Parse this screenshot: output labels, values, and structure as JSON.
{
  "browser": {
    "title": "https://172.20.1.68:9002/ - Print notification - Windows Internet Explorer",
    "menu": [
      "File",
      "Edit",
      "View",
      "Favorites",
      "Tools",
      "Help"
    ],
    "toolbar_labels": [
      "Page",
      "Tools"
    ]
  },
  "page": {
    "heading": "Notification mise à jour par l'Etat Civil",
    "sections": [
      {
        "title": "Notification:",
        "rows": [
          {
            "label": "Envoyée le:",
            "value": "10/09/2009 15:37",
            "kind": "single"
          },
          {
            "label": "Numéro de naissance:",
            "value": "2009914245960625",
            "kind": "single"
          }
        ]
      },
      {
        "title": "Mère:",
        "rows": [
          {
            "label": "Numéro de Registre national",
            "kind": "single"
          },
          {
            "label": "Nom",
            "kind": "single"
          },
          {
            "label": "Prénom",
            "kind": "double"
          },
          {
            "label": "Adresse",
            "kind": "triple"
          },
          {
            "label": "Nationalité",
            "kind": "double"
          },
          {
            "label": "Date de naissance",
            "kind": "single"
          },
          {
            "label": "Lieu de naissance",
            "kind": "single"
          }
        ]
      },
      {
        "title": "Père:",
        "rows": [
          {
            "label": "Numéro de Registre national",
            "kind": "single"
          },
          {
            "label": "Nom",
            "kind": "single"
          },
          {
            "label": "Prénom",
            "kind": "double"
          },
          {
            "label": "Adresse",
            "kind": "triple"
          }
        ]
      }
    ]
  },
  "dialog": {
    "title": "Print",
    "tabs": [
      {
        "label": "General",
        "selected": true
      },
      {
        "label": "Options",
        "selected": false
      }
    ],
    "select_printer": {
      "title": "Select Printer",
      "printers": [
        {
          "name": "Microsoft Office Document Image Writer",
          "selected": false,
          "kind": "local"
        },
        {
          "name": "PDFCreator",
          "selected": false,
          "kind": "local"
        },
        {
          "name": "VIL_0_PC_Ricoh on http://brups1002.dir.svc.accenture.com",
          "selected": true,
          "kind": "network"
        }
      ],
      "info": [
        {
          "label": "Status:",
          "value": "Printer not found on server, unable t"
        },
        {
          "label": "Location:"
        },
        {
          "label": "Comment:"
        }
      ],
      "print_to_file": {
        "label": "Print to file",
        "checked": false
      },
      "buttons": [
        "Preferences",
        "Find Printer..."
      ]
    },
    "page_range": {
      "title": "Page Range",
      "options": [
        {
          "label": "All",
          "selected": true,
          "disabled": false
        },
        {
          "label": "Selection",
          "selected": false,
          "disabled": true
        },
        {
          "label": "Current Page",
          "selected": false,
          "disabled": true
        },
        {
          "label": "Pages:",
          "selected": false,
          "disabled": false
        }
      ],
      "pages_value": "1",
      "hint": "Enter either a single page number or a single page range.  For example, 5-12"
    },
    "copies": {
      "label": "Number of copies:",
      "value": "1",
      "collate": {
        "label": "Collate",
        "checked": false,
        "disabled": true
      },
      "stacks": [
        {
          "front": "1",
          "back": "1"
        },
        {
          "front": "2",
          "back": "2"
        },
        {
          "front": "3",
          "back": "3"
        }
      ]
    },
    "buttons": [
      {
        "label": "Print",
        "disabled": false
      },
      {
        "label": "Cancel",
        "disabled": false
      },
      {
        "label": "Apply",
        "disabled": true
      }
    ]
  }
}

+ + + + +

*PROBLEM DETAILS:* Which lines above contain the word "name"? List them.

*TASK RESULT:*
          "name": "Microsoft Office Document Image Writer",
          "name": "PDFCreator",
          "name": "VIL_0_PC_Ricoh on http://brups1002.dir.svc.accenture.com",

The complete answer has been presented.